__EXERCISE DESCRIPTION__.
Make an exact copy of the entries below and leave any picture out of it.

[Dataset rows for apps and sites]
-------

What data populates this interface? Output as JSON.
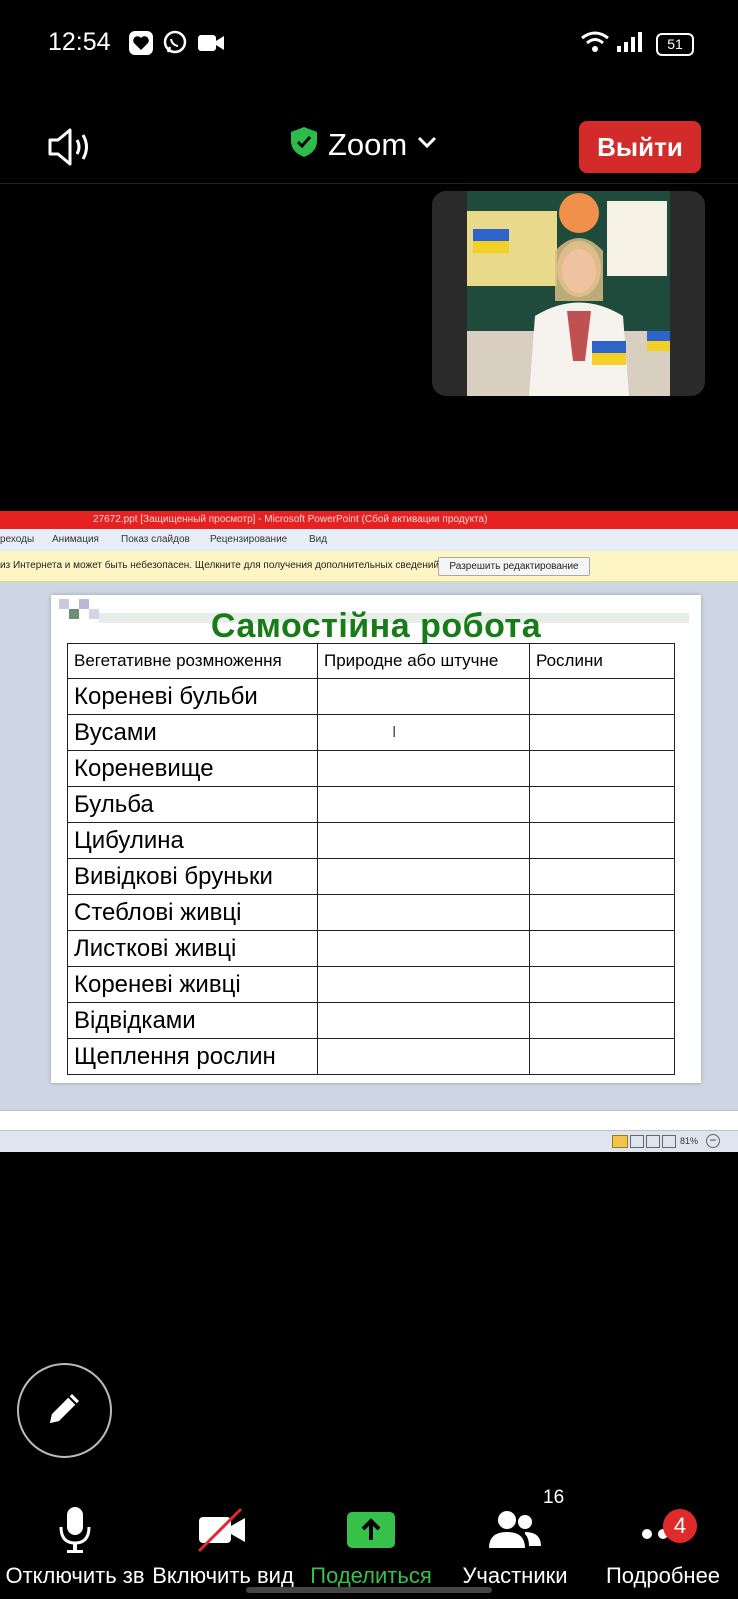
{
  "status_bar": {
    "time": "12:54",
    "battery": "51"
  },
  "header": {
    "app_name": "Zoom",
    "leave_label": "Выйти"
  },
  "ppt": {
    "window_title": "27672.ppt [Защищенный просмотр] - Microsoft PowerPoint (Сбой активации продукта)",
    "ribbon_tabs": [
      "реходы",
      "Анимация",
      "Показ слайдов",
      "Рецензирование",
      "Вид"
    ],
    "protected_msg": "из Интернета и может быть небезопасен. Щелкните для получения дополнительных сведений.",
    "enable_edit_label": "Разрешить редактирование",
    "zoom_level": "81%"
  },
  "slide": {
    "title": "Самостійна робота",
    "headers": [
      "Вегетативне розмноження",
      "Природне або штучне",
      "Рослини"
    ],
    "rows": [
      "Кореневі бульби",
      "Вусами",
      "Кореневище",
      "Бульба",
      "Цибулина",
      "Вивідкові бруньки",
      "Стеблові живці",
      "Листкові живці",
      "Кореневі живці",
      "Відвідками",
      "Щеплення рослин"
    ]
  },
  "toolbar": {
    "mute_label": "Отключить зв",
    "video_label": "Включить вид",
    "share_label": "Поделиться",
    "participants_label": "Участники",
    "participants_count": "16",
    "more_label": "Подробнее",
    "more_badge": "4"
  },
  "colors": {
    "leave_button": "#d32a2a",
    "share_green": "#37c04a",
    "slide_title_green": "#177b17",
    "ppt_titlebar_red": "#e52121",
    "badge_red": "#e02a2a"
  }
}
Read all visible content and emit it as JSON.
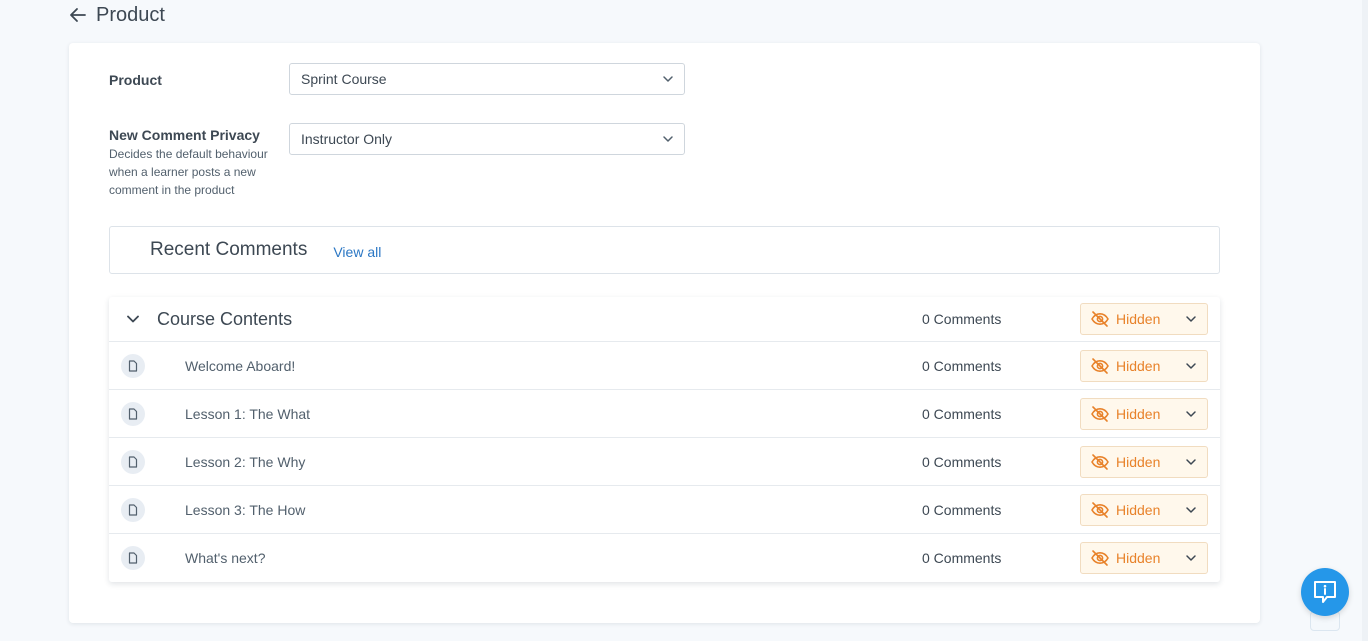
{
  "header": {
    "title": "Product",
    "back_icon": "arrow-left-icon"
  },
  "form": {
    "product": {
      "label": "Product",
      "value": "Sprint Course"
    },
    "privacy": {
      "label": "New Comment Privacy",
      "help": "Decides the default behaviour when a learner posts a new comment in the product",
      "value": "Instructor Only"
    }
  },
  "recent": {
    "title": "Recent Comments",
    "link": "View all"
  },
  "contents": {
    "section": {
      "title": "Course Contents",
      "comments": "0 Comments",
      "visibility": "Hidden"
    },
    "lessons": [
      {
        "title": "Welcome Aboard!",
        "comments": "0 Comments",
        "visibility": "Hidden"
      },
      {
        "title": "Lesson 1: The What",
        "comments": "0 Comments",
        "visibility": "Hidden"
      },
      {
        "title": "Lesson 2: The Why",
        "comments": "0 Comments",
        "visibility": "Hidden"
      },
      {
        "title": "Lesson 3: The How",
        "comments": "0 Comments",
        "visibility": "Hidden"
      },
      {
        "title": "What's next?",
        "comments": "0 Comments",
        "visibility": "Hidden"
      }
    ]
  },
  "colors": {
    "accent": "#e8822a",
    "link": "#2b77c4",
    "help_bubble": "#2597e9"
  },
  "icons": {
    "collapse": "chevron-down-icon",
    "lesson": "document-icon",
    "visibility": "eye-off-icon",
    "help": "chat-info-icon"
  }
}
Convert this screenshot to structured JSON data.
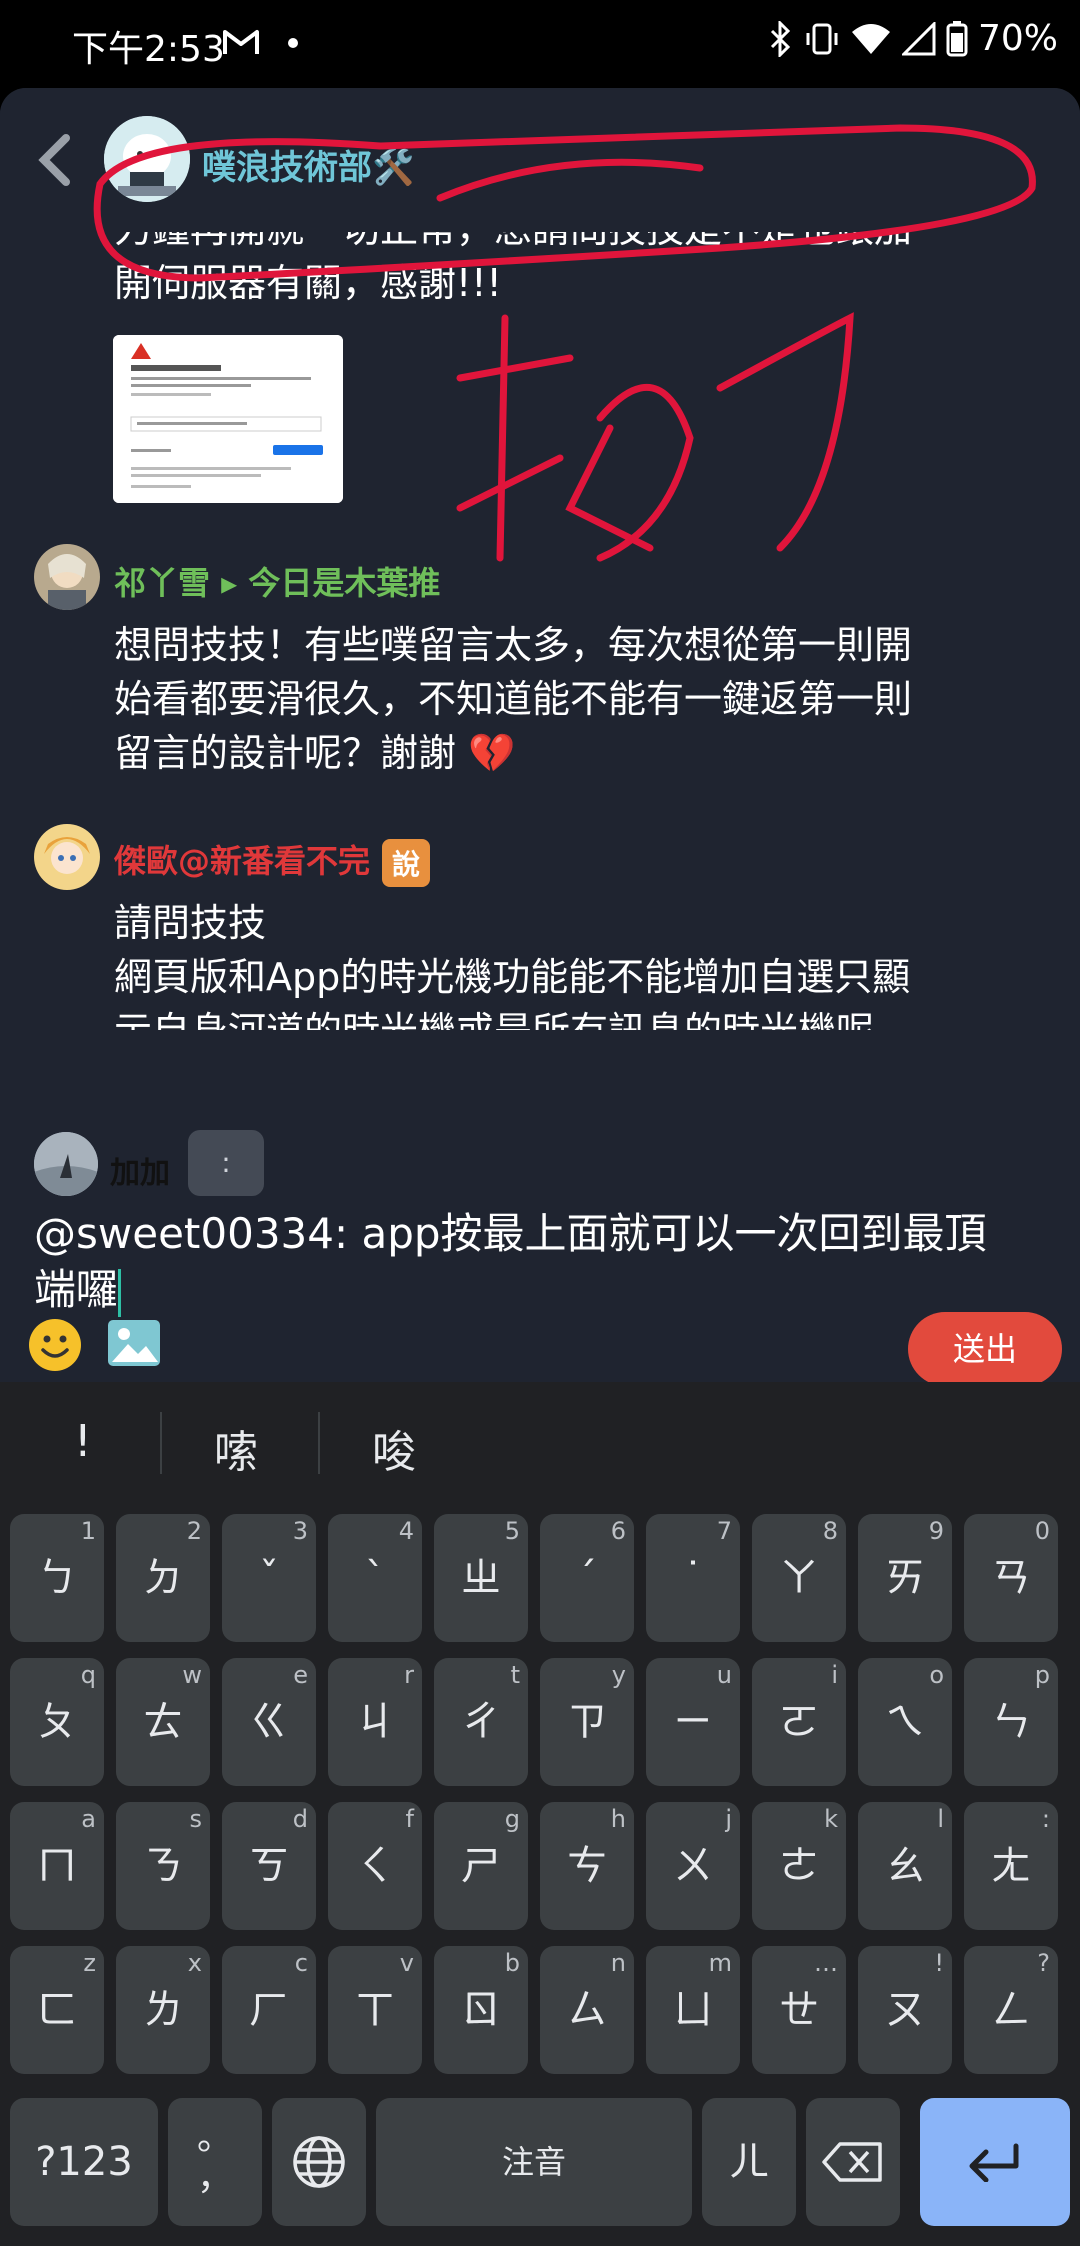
{
  "status_bar": {
    "time": "下午2:53",
    "battery": "70%"
  },
  "header": {
    "title": "噗浪技術部🛠️"
  },
  "messages": [
    {
      "text_lines": [
        "力鐘再開就一切正常，想請問技技是不是也跟加",
        "開伺服器有關，感謝!!!"
      ]
    }
  ],
  "comments": [
    {
      "name": "祁丫雪 ▸ 今日是木葉推",
      "name_color": "#6fbf5a",
      "lines": [
        "想問技技！有些噗留言太多，每次想從第一則開",
        "始看都要滑很久，不知道能不能有一鍵返第一則",
        "留言的設計呢？謝謝"
      ],
      "emoji": "💔"
    },
    {
      "name": "傑歐@新番看不完",
      "name_color": "#e0383a",
      "badge": "說",
      "lines": [
        "請問技技",
        "網頁版和App的時光機功能能不能增加自選只顯",
        "示自身河道的時光機或是所有訊息的時光機呢"
      ]
    }
  ],
  "reply": {
    "name": "加加",
    "colon_label": ":",
    "input_lines": [
      "@sweet00334: app按最上面就可以一次回到最頂",
      "端囉"
    ],
    "send_label": "送出"
  },
  "keyboard": {
    "suggestions": [
      "!",
      "嗦",
      "唆"
    ],
    "rows": [
      [
        [
          "ㄅ",
          "1"
        ],
        [
          "ㄉ",
          "2"
        ],
        [
          "ˇ",
          "3"
        ],
        [
          "ˋ",
          "4"
        ],
        [
          "ㄓ",
          "5"
        ],
        [
          "ˊ",
          "6"
        ],
        [
          "˙",
          "7"
        ],
        [
          "ㄚ",
          "8"
        ],
        [
          "ㄞ",
          "9"
        ],
        [
          "ㄢ",
          "0"
        ]
      ],
      [
        [
          "ㄆ",
          "q"
        ],
        [
          "ㄊ",
          "w"
        ],
        [
          "ㄍ",
          "e"
        ],
        [
          "ㄐ",
          "r"
        ],
        [
          "ㄔ",
          "t"
        ],
        [
          "ㄗ",
          "y"
        ],
        [
          "ㄧ",
          "u"
        ],
        [
          "ㄛ",
          "i"
        ],
        [
          "ㄟ",
          "o"
        ],
        [
          "ㄣ",
          "p"
        ]
      ],
      [
        [
          "ㄇ",
          "a"
        ],
        [
          "ㄋ",
          "s"
        ],
        [
          "ㄎ",
          "d"
        ],
        [
          "ㄑ",
          "f"
        ],
        [
          "ㄕ",
          "g"
        ],
        [
          "ㄘ",
          "h"
        ],
        [
          "ㄨ",
          "j"
        ],
        [
          "ㄜ",
          "k"
        ],
        [
          "ㄠ",
          "l"
        ],
        [
          "ㄤ",
          ":"
        ]
      ],
      [
        [
          "ㄈ",
          "z"
        ],
        [
          "ㄌ",
          "x"
        ],
        [
          "ㄏ",
          "c"
        ],
        [
          "ㄒ",
          "v"
        ],
        [
          "ㄖ",
          "b"
        ],
        [
          "ㄙ",
          "n"
        ],
        [
          "ㄩ",
          "m"
        ],
        [
          "ㄝ",
          "…"
        ],
        [
          "ㄡ",
          "!"
        ],
        [
          "ㄥ",
          "?"
        ]
      ]
    ],
    "symbols_label": "?123",
    "punct_label": "。\n，",
    "space_label": "注音",
    "er_label": "ㄦ"
  }
}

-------

__ANSWER BELOW__.
What data populates this interface? Output as JSON.
{
  "status_bar": {
    "time": "12:54",
    "battery": "51"
  },
  "header": {
    "app_name": "Zoom",
    "leave_label": "Выйти"
  },
  "ppt": {
    "window_title": "27672.ppt [Защищенный просмотр] - Microsoft PowerPoint (Сбой активации продукта)",
    "ribbon_tabs": [
      "реходы",
      "Анимация",
      "Показ слайдов",
      "Рецензирование",
      "Вид"
    ],
    "protected_msg": "из Интернета и может быть небезопасен. Щелкните для получения дополнительных сведений.",
    "enable_edit_label": "Разрешить редактирование",
    "zoom_level": "81%"
  },
  "slide": {
    "title": "Самостійна робота",
    "headers": [
      "Вегетативне розмноження",
      "Природне або штучне",
      "Рослини"
    ],
    "rows": [
      "Кореневі бульби",
      "Вусами",
      "Кореневище",
      "Бульба",
      "Цибулина",
      "Вивідкові бруньки",
      "Стеблові живці",
      "Листкові живці",
      "Кореневі живці",
      "Відвідками",
      "Щеплення рослин"
    ]
  },
  "toolbar": {
    "mute_label": "Отключить зв",
    "video_label": "Включить вид",
    "share_label": "Поделиться",
    "participants_label": "Участники",
    "participants_count": "16",
    "more_label": "Подробнее",
    "more_badge": "4"
  },
  "colors": {
    "leave_button": "#d32a2a",
    "share_green": "#37c04a",
    "slide_title_green": "#177b17",
    "ppt_titlebar_red": "#e52121",
    "badge_red": "#e02a2a"
  }
}
Read all visible content and emit it as JSON.
{
  "header": {
    "title": "Product",
    "back_icon": "arrow-left-icon"
  },
  "form": {
    "product": {
      "label": "Product",
      "value": "Sprint Course"
    },
    "privacy": {
      "label": "New Comment Privacy",
      "help": "Decides the default behaviour when a learner posts a new comment in the product",
      "value": "Instructor Only"
    }
  },
  "recent": {
    "title": "Recent Comments",
    "link": "View all"
  },
  "contents": {
    "section": {
      "title": "Course Contents",
      "comments": "0 Comments",
      "visibility": "Hidden"
    },
    "lessons": [
      {
        "title": "Welcome Aboard!",
        "comments": "0 Comments",
        "visibility": "Hidden"
      },
      {
        "title": "Lesson 1: The What",
        "comments": "0 Comments",
        "visibility": "Hidden"
      },
      {
        "title": "Lesson 2: The Why",
        "comments": "0 Comments",
        "visibility": "Hidden"
      },
      {
        "title": "Lesson 3: The How",
        "comments": "0 Comments",
        "visibility": "Hidden"
      },
      {
        "title": "What's next?",
        "comments": "0 Comments",
        "visibility": "Hidden"
      }
    ]
  },
  "colors": {
    "accent": "#e8822a",
    "link": "#2b77c4",
    "help_bubble": "#2597e9"
  },
  "icons": {
    "collapse": "chevron-down-icon",
    "lesson": "document-icon",
    "visibility": "eye-off-icon",
    "help": "chat-info-icon"
  }
}
Convert this screenshot to structured JSON data.
{
  "status_bar": {
    "time": "下午2:53",
    "battery": "70%"
  },
  "header": {
    "title": "噗浪技術部🛠️"
  },
  "messages": [
    {
      "text_lines": [
        "力鐘再開就一切正常，想請問技技是不是也跟加",
        "開伺服器有關，感謝!!!"
      ]
    }
  ],
  "comments": [
    {
      "name": "祁丫雪 ▸ 今日是木葉推",
      "name_color": "#6fbf5a",
      "lines": [
        "想問技技！有些噗留言太多，每次想從第一則開",
        "始看都要滑很久，不知道能不能有一鍵返第一則",
        "留言的設計呢？謝謝"
      ],
      "emoji": "💔"
    },
    {
      "name": "傑歐@新番看不完",
      "name_color": "#e0383a",
      "badge": "說",
      "lines": [
        "請問技技",
        "網頁版和App的時光機功能能不能增加自選只顯",
        "示自身河道的時光機或是所有訊息的時光機呢"
      ]
    }
  ],
  "reply": {
    "name": "加加",
    "colon_label": ":",
    "input_lines": [
      "@sweet00334: app按最上面就可以一次回到最頂",
      "端囉"
    ],
    "send_label": "送出"
  },
  "keyboard": {
    "suggestions": [
      "!",
      "嗦",
      "唆"
    ],
    "rows": [
      [
        [
          "ㄅ",
          "1"
        ],
        [
          "ㄉ",
          "2"
        ],
        [
          "ˇ",
          "3"
        ],
        [
          "ˋ",
          "4"
        ],
        [
          "ㄓ",
          "5"
        ],
        [
          "ˊ",
          "6"
        ],
        [
          "˙",
          "7"
        ],
        [
          "ㄚ",
          "8"
        ],
        [
          "ㄞ",
          "9"
        ],
        [
          "ㄢ",
          "0"
        ]
      ],
      [
        [
          "ㄆ",
          "q"
        ],
        [
          "ㄊ",
          "w"
        ],
        [
          "ㄍ",
          "e"
        ],
        [
          "ㄐ",
          "r"
        ],
        [
          "ㄔ",
          "t"
        ],
        [
          "ㄗ",
          "y"
        ],
        [
          "ㄧ",
          "u"
        ],
        [
          "ㄛ",
          "i"
        ],
        [
          "ㄟ",
          "o"
        ],
        [
          "ㄣ",
          "p"
        ]
      ],
      [
        [
          "ㄇ",
          "a"
        ],
        [
          "ㄋ",
          "s"
        ],
        [
          "ㄎ",
          "d"
        ],
        [
          "ㄑ",
          "f"
        ],
        [
          "ㄕ",
          "g"
        ],
        [
          "ㄘ",
          "h"
        ],
        [
          "ㄨ",
          "j"
        ],
        [
          "ㄜ",
          "k"
        ],
        [
          "ㄠ",
          "l"
        ],
        [
          "ㄤ",
          ":"
        ]
      ],
      [
        [
          "ㄈ",
          "z"
        ],
        [
          "ㄌ",
          "x"
        ],
        [
          "ㄏ",
          "c"
        ],
        [
          "ㄒ",
          "v"
        ],
        [
          "ㄖ",
          "b"
        ],
        [
          "ㄙ",
          "n"
        ],
        [
          "ㄩ",
          "m"
        ],
        [
          "ㄝ",
          "…"
        ],
        [
          "ㄡ",
          "!"
        ],
        [
          "ㄥ",
          "?"
        ]
      ]
    ],
    "symbols_label": "?123",
    "punct_label": "。\n，",
    "space_label": "注音",
    "er_label": "ㄦ"
  }
}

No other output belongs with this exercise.